A secret military base in the US is the subject of several conspiracy theories, many of them involving aliens.
Area 51 is located in the Nevada desert and is rumoured to be storing UFOs and extra-terrestrial life.
Now, it appears Facebook has taken down an event page for people who wanted to go there. It was called 'Storm Area 51, They Can't Stop All of Us'. Over two million people had replied to say they were attending the event, but Facebook has now deleted the page.
The event creator Matthew Roberts posted a screenshot on his personal page of the notice Facebook sent him, which said they had closed the event down because it "went against [their] community standards".
The event might have been a joke, but any plan to storm a military base isn't a good idea and the US Air Force warned people not to go near it.
Area 51 does exist. It is a real-life secret base and that's not so secret. What we don't know is what exactly goes on inside.
The base is used by the US Air Force for test flights involving stealth planes. However, lots of projects and research being carried out within the facility remain secret.
That doesn't mean that there is necessarily little green creatures hiding inside the base, but up until six years ago, the US Central Intelligence Agency - better known as the CIA - didn't even admit that the facility existed.
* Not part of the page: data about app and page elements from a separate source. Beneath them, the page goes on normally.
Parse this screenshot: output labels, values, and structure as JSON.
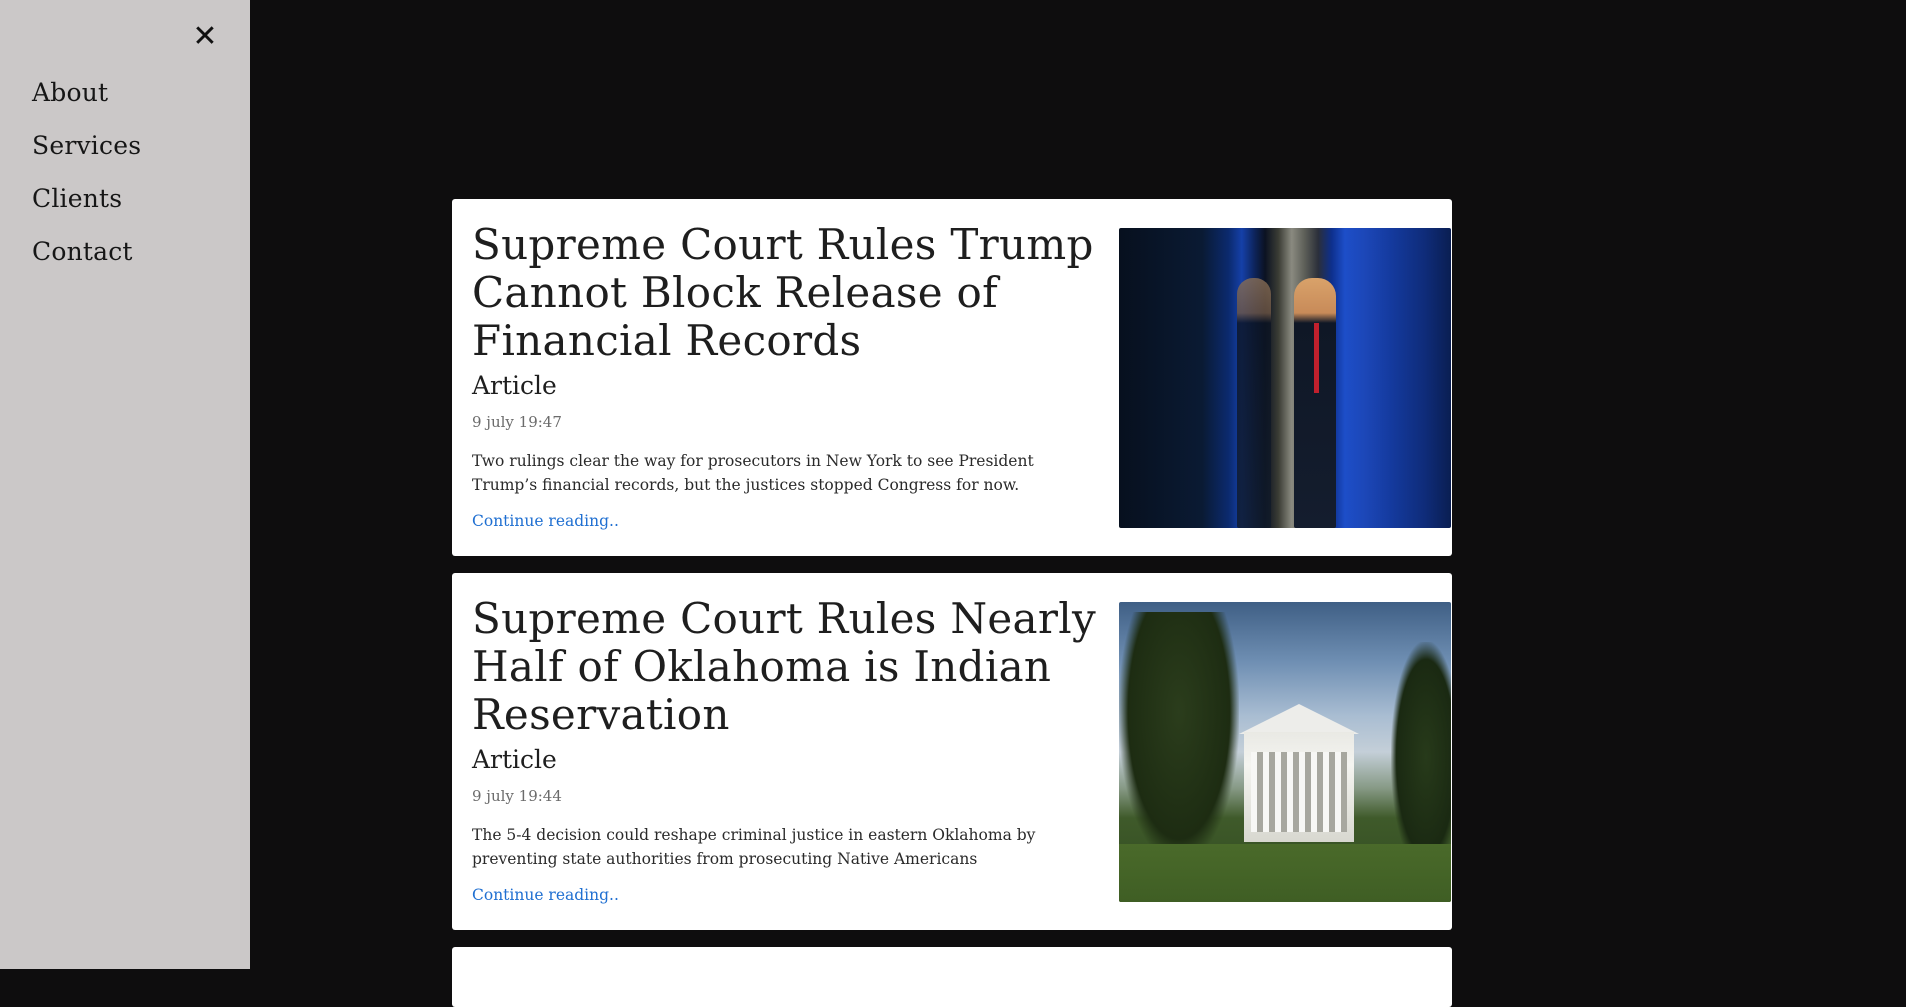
{
  "sidebar": {
    "close_icon": "close-icon",
    "items": [
      {
        "label": "About"
      },
      {
        "label": "Services"
      },
      {
        "label": "Clients"
      },
      {
        "label": "Contact"
      }
    ]
  },
  "colors": {
    "page_background": "#0e0d0e",
    "sidebar_background": "#cbc8c8",
    "link": "#1f6fd1"
  },
  "articles": [
    {
      "title": "Supreme Court Rules Trump Cannot Block Release of Financial Records",
      "type": "Article",
      "date": "9 july 19:47",
      "summary": "Two rulings clear the way for prosecutors in New York to see President Trump’s financial records, but the justices stopped Congress for now.",
      "link_label": "Continue reading.."
    },
    {
      "title": "Supreme Court Rules Nearly Half of Oklahoma is Indian Reservation",
      "type": "Article",
      "date": "9 july 19:44",
      "summary": "The 5-4 decision could reshape criminal justice in eastern Oklahoma by preventing state authorities from prosecuting Native Americans",
      "link_label": "Continue reading.."
    }
  ]
}
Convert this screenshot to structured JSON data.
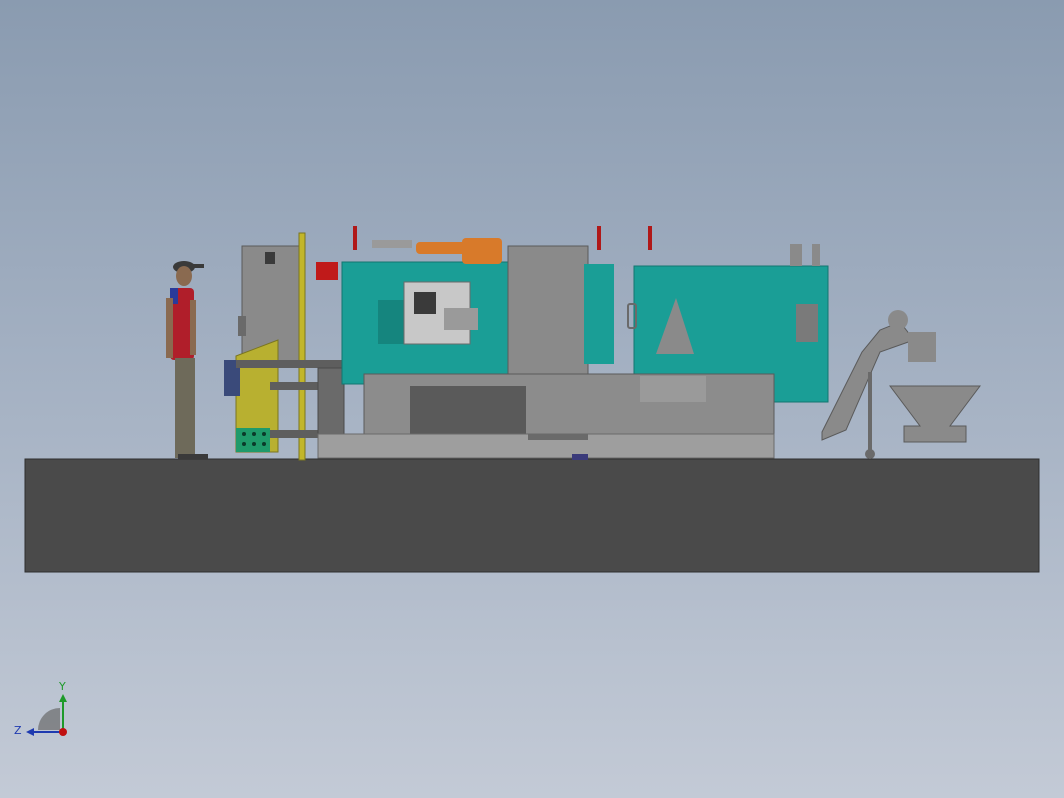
{
  "viewport": {
    "background_top": "#8a9bb0",
    "background_bottom": "#c3cad6"
  },
  "scene": {
    "floor_color": "#4a4a4a",
    "machine_body_color": "#1a9e96",
    "frame_color": "#7a7a7a",
    "robot_color": "#d87a2a",
    "fixture_color": "#b8b030",
    "marker_color": "#b01818"
  },
  "triad": {
    "y_label": "Y",
    "z_label": "Z",
    "y_color": "#1e9a2a",
    "z_color": "#1e3ab0",
    "x_color": "#c01010"
  }
}
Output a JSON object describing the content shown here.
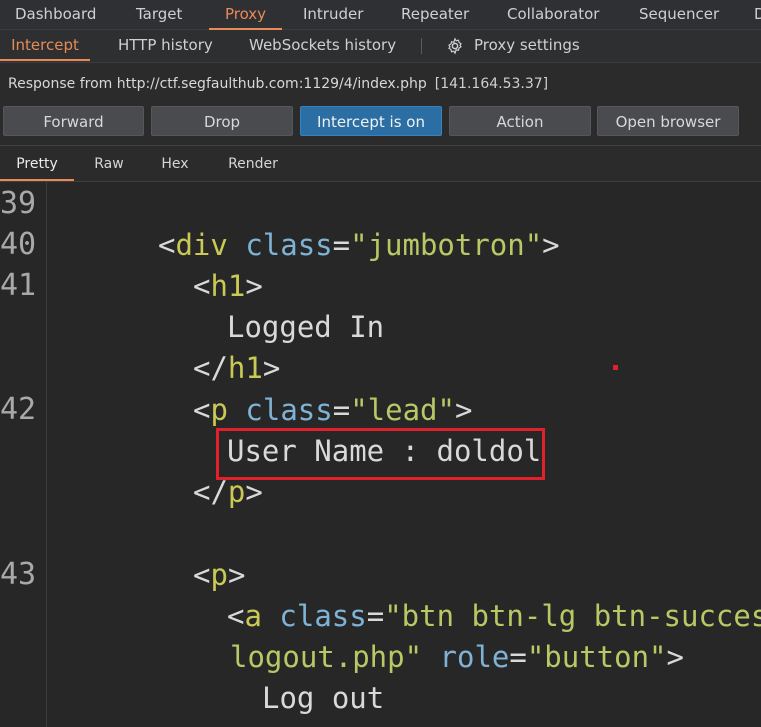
{
  "top_tabs": [
    "Dashboard",
    "Target",
    "Proxy",
    "Intruder",
    "Repeater",
    "Collaborator",
    "Sequencer",
    "D"
  ],
  "sub_tabs": [
    "Intercept",
    "HTTP history",
    "WebSockets history"
  ],
  "proxy_settings_label": "Proxy settings",
  "response": {
    "text": "Response from http://ctf.segfaulthub.com:1129/4/index.php",
    "ip": "[141.164.53.37]"
  },
  "buttons": {
    "forward": "Forward",
    "drop": "Drop",
    "intercept": "Intercept is on",
    "action": "Action",
    "open_browser": "Open browser"
  },
  "view_tabs": [
    "Pretty",
    "Raw",
    "Hex",
    "Render"
  ],
  "line_numbers": [
    "39",
    "40",
    "41",
    "42",
    "43"
  ],
  "code": {
    "l40_tag": "div",
    "l40_attr": "class",
    "l40_val": "\"jumbotron\"",
    "l41_tag": "h1",
    "l41_text": "Logged In",
    "l41_close": "h1",
    "l42_tag": "p",
    "l42_attr": "class",
    "l42_val": "\"lead\"",
    "l42_text": "User Name : doldol",
    "l42_close": "p",
    "l43_tag": "p",
    "a_tag": "a",
    "a_attr": "class",
    "a_val": "\"btn btn-lg btn-succes",
    "a_href": "logout.php\"",
    "a_role_attr": "role",
    "a_role_val": "\"button\"",
    "a_text": "Log out"
  },
  "colors": {
    "accent": "#e98a58",
    "intercept_on": "#2a6ea3",
    "highlight_box": "#e0202a"
  }
}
Confirmation of the base's location - about 80 miles northwest of Las Vegas - and its first official mention came in 2013, when the CIA de-classified a report on the history of the Lockheed U-2 spy plane, which was tested at Area 51 during the Cold War.
In the 1950s, there was an increase in UFO sightings in the area, but this was around the same time that the U-2 planes were being tested. Information about the planes was classified, so the US Air Force couldn't give an explanation of what people were seeing in the sky, because it was a secret.
Until recently, satellite images of the base were also censored. But since 2018, Area 51 has been visible on Google Maps.
Of course, people speculated about the location of the base long before it became public knowledge.
It has been the subject of many sci-fi films and the area near to Area 51 has become an unofficial tourist attraction. Many restaurants and shops there sell alien merchandise relating to the base.
In 1947, a US Army Air Forces balloon crashed near Roswell, New Mexico, but lots of people think it was a government cover-up and it was an alien spaceship that actually crashed.
Reports at the time stated that a 'flying disc' had been recovered, but in 1994 it was finally revealed that a balloon had crashed and was part of a top-secret project called Mogul. The project was testing technology that could detect Soviet Union nuclear bombs.
However, that hasn't changed the mind of conspiracy theorists who think the 'alien craft' and the extraterrestrials inside it were taken to Area 51 for examination.
Many experts believe that alien life, in some form, most likely does exist somewhere in space.
They just probably aren't in a base in Nevada - or much like the green creatures we see in sci-fi films.
In 1989, a man named Robert Lazar claimed he had worked on alien technology inside Area 51.
Lazar said he had seen medical photos of aliens inside the base and that the US government used the facility to examine UFOs. However, Lazar didn't provide any hard evidence and several scientists have discredited his claims.
The Air Force did investigate UFOs under Project Blue Book from 1947 to 1969, but the headquarters for the project was at an Air Force Base in Ohio - not Area 51 in Nevada.
Project Blue Book came to the conclusion that none of the UFOs that were investigated were a threat to US national security and there was no evidence to show that sightings described as 'unidentified' were spaceships flown by aliens.
That said, there are many millions of worlds that could be home to life in the universe.
At a recent conference in Barcelona, Professor Brian Cox said: "There are two trillion galaxies in the universe, so it is incredible that there isn't life out there. We estimate that one in 20 stars in our own Milky Way has Earth-like planets. "
The probability of there being life elsewhere is called the Drake equation. This is nothing to do with an international, multi-award winning rapper, but an equation written in 1961 by someone called Dr Frank Drake.
Dr Drake came up with a mathematical equation that predicts the likelihood of intelligent extraterrestrial life in the Milky Way.
So when it comes to aliens and the millions of stars and worlds in the galaxy, the truth is out there, somewhere. Probably.